## Exercise directions
What you return should match every record exactly, with the images removed.

[App and web page records]
+-------+

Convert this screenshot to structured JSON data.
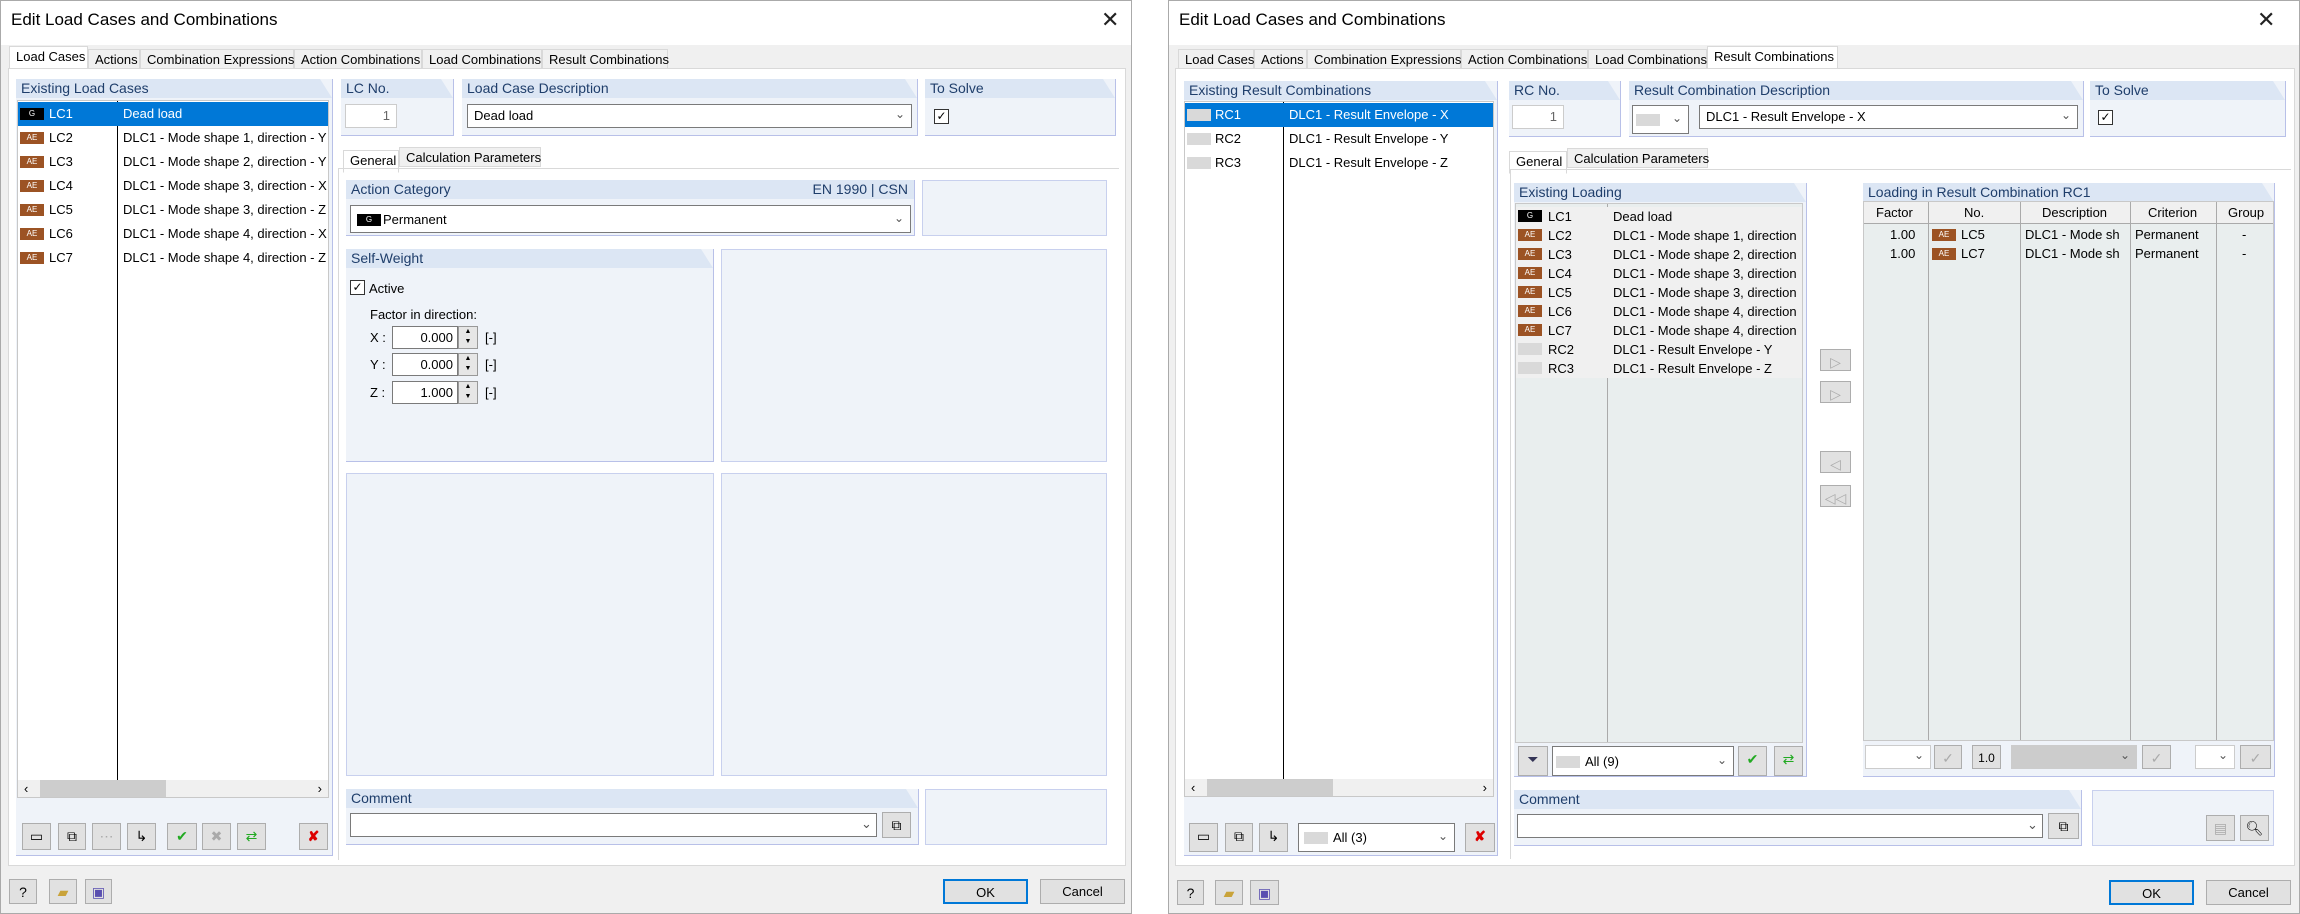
{
  "left_dialog": {
    "title": "Edit Load Cases and Combinations",
    "tabs": [
      "Load Cases",
      "Actions",
      "Combination Expressions",
      "Action Combinations",
      "Load Combinations",
      "Result Combinations"
    ],
    "active_tab": "Load Cases",
    "existing_header": "Existing Load Cases",
    "load_cases": [
      {
        "badge": "G",
        "id": "LC1",
        "desc": "Dead load",
        "selected": true
      },
      {
        "badge": "AE",
        "id": "LC2",
        "desc": "DLC1 - Mode shape 1, direction - Y"
      },
      {
        "badge": "AE",
        "id": "LC3",
        "desc": "DLC1 - Mode shape 2, direction - Y"
      },
      {
        "badge": "AE",
        "id": "LC4",
        "desc": "DLC1 - Mode shape 3, direction - X"
      },
      {
        "badge": "AE",
        "id": "LC5",
        "desc": "DLC1 - Mode shape 3, direction - Z"
      },
      {
        "badge": "AE",
        "id": "LC6",
        "desc": "DLC1 - Mode shape 4, direction - X"
      },
      {
        "badge": "AE",
        "id": "LC7",
        "desc": "DLC1 - Mode shape 4, direction - Z"
      }
    ],
    "lc_no_label": "LC No.",
    "lc_no": "1",
    "desc_label": "Load Case Description",
    "desc_value": "Dead load",
    "to_solve_label": "To Solve",
    "to_solve": true,
    "subtabs": [
      "General",
      "Calculation Parameters"
    ],
    "action_category_label": "Action Category",
    "standard": "EN 1990 | CSN",
    "action_category_badge": "G",
    "action_category": "Permanent",
    "self_weight_label": "Self-Weight",
    "active_label": "Active",
    "active": true,
    "factor_label": "Factor in direction:",
    "factors": [
      {
        "axis": "X :",
        "value": "0.000",
        "unit": "[-]"
      },
      {
        "axis": "Y :",
        "value": "0.000",
        "unit": "[-]"
      },
      {
        "axis": "Z :",
        "value": "1.000",
        "unit": "[-]"
      }
    ],
    "comment_label": "Comment",
    "comment": "",
    "ok": "OK",
    "cancel": "Cancel"
  },
  "right_dialog": {
    "title": "Edit Load Cases and Combinations",
    "tabs": [
      "Load Cases",
      "Actions",
      "Combination Expressions",
      "Action Combinations",
      "Load Combinations",
      "Result Combinations"
    ],
    "active_tab": "Result Combinations",
    "existing_header": "Existing Result Combinations",
    "result_combinations": [
      {
        "id": "RC1",
        "desc": "DLC1 - Result Envelope - X",
        "selected": true
      },
      {
        "id": "RC2",
        "desc": "DLC1 - Result Envelope - Y"
      },
      {
        "id": "RC3",
        "desc": "DLC1 - Result Envelope - Z"
      }
    ],
    "filter_all": "All (3)",
    "rc_no_label": "RC No.",
    "rc_no": "1",
    "desc_label": "Result Combination Description",
    "desc_value": "DLC1 - Result Envelope - X",
    "to_solve_label": "To Solve",
    "to_solve": true,
    "subtabs": [
      "General",
      "Calculation Parameters"
    ],
    "existing_loading_header": "Existing Loading",
    "existing_loading": [
      {
        "badge": "G",
        "id": "LC1",
        "desc": "Dead load"
      },
      {
        "badge": "AE",
        "id": "LC2",
        "desc": "DLC1 - Mode shape 1, direction"
      },
      {
        "badge": "AE",
        "id": "LC3",
        "desc": "DLC1 - Mode shape 2, direction"
      },
      {
        "badge": "AE",
        "id": "LC4",
        "desc": "DLC1 - Mode shape 3, direction"
      },
      {
        "badge": "AE",
        "id": "LC5",
        "desc": "DLC1 - Mode shape 3, direction"
      },
      {
        "badge": "AE",
        "id": "LC6",
        "desc": "DLC1 - Mode shape 4, direction"
      },
      {
        "badge": "AE",
        "id": "LC7",
        "desc": "DLC1 - Mode shape 4, direction"
      },
      {
        "badge": "",
        "id": "RC2",
        "desc": "DLC1 - Result Envelope - Y"
      },
      {
        "badge": "",
        "id": "RC3",
        "desc": "DLC1 - Result Envelope - Z"
      }
    ],
    "loading_filter": "All (9)",
    "loading_in_rc_header": "Loading in Result Combination RC1",
    "columns": [
      "Factor",
      "No.",
      "Description",
      "Criterion",
      "Group"
    ],
    "loading_rows": [
      {
        "factor": "1.00",
        "badge": "AE",
        "no": "LC5",
        "desc": "DLC1 - Mode sh",
        "criterion": "Permanent",
        "group": "-"
      },
      {
        "factor": "1.00",
        "badge": "AE",
        "no": "LC7",
        "desc": "DLC1 - Mode sh",
        "criterion": "Permanent",
        "group": "-"
      }
    ],
    "factor_button": "1.0",
    "comment_label": "Comment",
    "comment": "",
    "ok": "OK",
    "cancel": "Cancel"
  },
  "colors": {
    "selection": "#0078d7",
    "ae_badge": "#9c5324",
    "g_badge": "#000000",
    "header": "#dce6f4"
  }
}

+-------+

## Task result
Convert this screenshot to structured JSON data.
{
  "left_dialog": {
    "title": "Edit Load Cases and Combinations",
    "tabs": [
      "Load Cases",
      "Actions",
      "Combination Expressions",
      "Action Combinations",
      "Load Combinations",
      "Result Combinations"
    ],
    "active_tab": "Load Cases",
    "existing_header": "Existing Load Cases",
    "load_cases": [
      {
        "badge": "G",
        "id": "LC1",
        "desc": "Dead load",
        "selected": true
      },
      {
        "badge": "AE",
        "id": "LC2",
        "desc": "DLC1 - Mode shape 1, direction - Y"
      },
      {
        "badge": "AE",
        "id": "LC3",
        "desc": "DLC1 - Mode shape 2, direction - Y"
      },
      {
        "badge": "AE",
        "id": "LC4",
        "desc": "DLC1 - Mode shape 3, direction - X"
      },
      {
        "badge": "AE",
        "id": "LC5",
        "desc": "DLC1 - Mode shape 3, direction - Z"
      },
      {
        "badge": "AE",
        "id": "LC6",
        "desc": "DLC1 - Mode shape 4, direction - X"
      },
      {
        "badge": "AE",
        "id": "LC7",
        "desc": "DLC1 - Mode shape 4, direction - Z"
      }
    ],
    "lc_no_label": "LC No.",
    "lc_no": "1",
    "desc_label": "Load Case Description",
    "desc_value": "Dead load",
    "to_solve_label": "To Solve",
    "to_solve": true,
    "subtabs": [
      "General",
      "Calculation Parameters"
    ],
    "action_category_label": "Action Category",
    "standard": "EN 1990 | CSN",
    "action_category_badge": "G",
    "action_category": "Permanent",
    "self_weight_label": "Self-Weight",
    "active_label": "Active",
    "active": true,
    "factor_label": "Factor in direction:",
    "factors": [
      {
        "axis": "X :",
        "value": "0.000",
        "unit": "[-]"
      },
      {
        "axis": "Y :",
        "value": "0.000",
        "unit": "[-]"
      },
      {
        "axis": "Z :",
        "value": "1.000",
        "unit": "[-]"
      }
    ],
    "comment_label": "Comment",
    "comment": "",
    "ok": "OK",
    "cancel": "Cancel"
  },
  "right_dialog": {
    "title": "Edit Load Cases and Combinations",
    "tabs": [
      "Load Cases",
      "Actions",
      "Combination Expressions",
      "Action Combinations",
      "Load Combinations",
      "Result Combinations"
    ],
    "active_tab": "Result Combinations",
    "existing_header": "Existing Result Combinations",
    "result_combinations": [
      {
        "id": "RC1",
        "desc": "DLC1 - Result Envelope - X",
        "selected": true
      },
      {
        "id": "RC2",
        "desc": "DLC1 - Result Envelope - Y"
      },
      {
        "id": "RC3",
        "desc": "DLC1 - Result Envelope - Z"
      }
    ],
    "filter_all": "All (3)",
    "rc_no_label": "RC No.",
    "rc_no": "1",
    "desc_label": "Result Combination Description",
    "desc_value": "DLC1 - Result Envelope - X",
    "to_solve_label": "To Solve",
    "to_solve": true,
    "subtabs": [
      "General",
      "Calculation Parameters"
    ],
    "existing_loading_header": "Existing Loading",
    "existing_loading": [
      {
        "badge": "G",
        "id": "LC1",
        "desc": "Dead load"
      },
      {
        "badge": "AE",
        "id": "LC2",
        "desc": "DLC1 - Mode shape 1, direction"
      },
      {
        "badge": "AE",
        "id": "LC3",
        "desc": "DLC1 - Mode shape 2, direction"
      },
      {
        "badge": "AE",
        "id": "LC4",
        "desc": "DLC1 - Mode shape 3, direction"
      },
      {
        "badge": "AE",
        "id": "LC5",
        "desc": "DLC1 - Mode shape 3, direction"
      },
      {
        "badge": "AE",
        "id": "LC6",
        "desc": "DLC1 - Mode shape 4, direction"
      },
      {
        "badge": "AE",
        "id": "LC7",
        "desc": "DLC1 - Mode shape 4, direction"
      },
      {
        "badge": "",
        "id": "RC2",
        "desc": "DLC1 - Result Envelope - Y"
      },
      {
        "badge": "",
        "id": "RC3",
        "desc": "DLC1 - Result Envelope - Z"
      }
    ],
    "loading_filter": "All (9)",
    "loading_in_rc_header": "Loading in Result Combination RC1",
    "columns": [
      "Factor",
      "No.",
      "Description",
      "Criterion",
      "Group"
    ],
    "loading_rows": [
      {
        "factor": "1.00",
        "badge": "AE",
        "no": "LC5",
        "desc": "DLC1 - Mode sh",
        "criterion": "Permanent",
        "group": "-"
      },
      {
        "factor": "1.00",
        "badge": "AE",
        "no": "LC7",
        "desc": "DLC1 - Mode sh",
        "criterion": "Permanent",
        "group": "-"
      }
    ],
    "factor_button": "1.0",
    "comment_label": "Comment",
    "comment": "",
    "ok": "OK",
    "cancel": "Cancel"
  },
  "colors": {
    "selection": "#0078d7",
    "ae_badge": "#9c5324",
    "g_badge": "#000000",
    "header": "#dce6f4"
  }
}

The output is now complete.